Code of Conduct.
Madam Speaker, the Maori Party was proud to stand alongside our MMP colleagues from the Greens, United and ACT, to support a code of conduct for members in the House, and to reduce the disorderly conduct that diminishes parliament, and all its members as well, and I note that such a call was once made in the 1880s by MP Vincent Pyke, who described members of Parliament like this:
“There were the speechless members, who were never heard of except by their votes. Then there were the silly members who talked nonsense by the yard. And thirdly, there were the sensible members, who said very little, and said that little to the purpose”.
Nearly 130 years later, parliament still seems to be struggling with the challenges of the speechless, the silly and the sensible; although the public could be forgiven for thinking that only the silly ones are to be heard.
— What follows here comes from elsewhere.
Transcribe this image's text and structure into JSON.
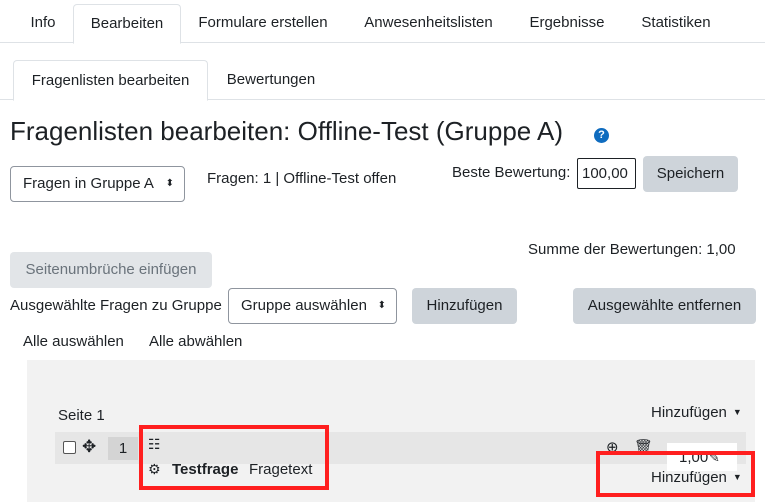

That Madam Speaker, is why we supported the call for a Code of Conduct to be instituted in the Standing Orders.
The slanging matches, the petty attacks, the snide remarks, and the often mindless attempts at humour that characterise question time in the chamber, create a very poor environment for political debate; no wonder the general public has such little confidence in politicians.
Madam Speaker, the Maori Party looks to kaupapa and tikanga Maori to guide us in our behaviour, and although I personally struggle with them sometimes, I recognise that such principles require us to treat one other with respect and with integrity, and I have no doubt that the people of Aotearoa, also want to see standards of behaviour in this House that acknowledge those values.
Indeed, my good friend, the Most Reverend Desmond Tutu said it well when he said: “If I diminish you, I diminish myself”.
Certainly none of us are perfect, but it is worthwhile that we strive to address the issues at hand rather than the person, so it is disappointing to note that the Review made no further commitment about standards of conduct that MPs could follow.
Madam Speaker, a big part of the Report was about the proposal that the Maori Party’s Te Ururoa Flavell raised at the very first Standing Orders Committee of the 48th Parliament, for simultaneous Maori-English interpretation in the House, so it is with some considerable satisfaction that as we draw to a close of the current session, we see that the Standing Orders Committee has agreed that the establishment of such a service is desirable, and that we are finally able to progress the introduction of a simultaneous interpretation service in the parliament of Aotearoa.
Madam Speaker, we believe that the successful regeneration and revitalisation of te reo Maori relies on promoting its usage as an ordinary every day language, and in the same way that we want to hear te reo in the shopping malls, in the market place, and in our homes, so too should we aspire to having te reo Maori heard regularly in this House, and the Maori Party looks forward to the day when simultaneous interpretations in the House, sets the scene for what can be done throughout the country.
I also note the proposal for the display of the New Zealand flag in the chamber and select committee rooms, and I wish the House to note a complaint that the Maori Party has laid, and which is still in progress, in regard to the double standard of flying the European Union flag from the Auckland Harbour Bridge, while denying the flying of the Maori flag.
I note too that Select Committee did not agree to the New Zealand flag being flown in the chamber and in select committee rooms at this time, and I sincerely hope that when the time arises that we can make that decision, that we also have the courage to fly the Maori flag as a recognition of this country’s Treaty partnership.
Finally Madam Speaker we come to the issue of proxy voting for smaller parties, and I note how McGee’s Parliamentary Practice describes the Standing Orders as representing the political accommodations and allocations amongst the various parties; a specific example of this being the proxy voting provisions which were written into the Standing Orders in 2003 for the Progressives.
The crux of the change impacts against four member parties, and works to support three member parties.
In effect, the proxy voting provisions mean that the Maori Party can cast four votes in the House only if we have an MP in the House itself, and a total of three MPs within the Parliamentary complex. To cast our party votes, we can only have one MP away at any one time.
Whereas the United Party for example, can cast three votes in the House if it has one MP in the complex, who need not be in the chamber. They can have two MPs away at any time.
This issue is a constraint upon our MPs, and although it will not be an issue for us in the next Parliament, when we have seven members in the House, we are thinking of the natural justice issue in general as to such a glaring difference in the voting provisions for parties of three or four members.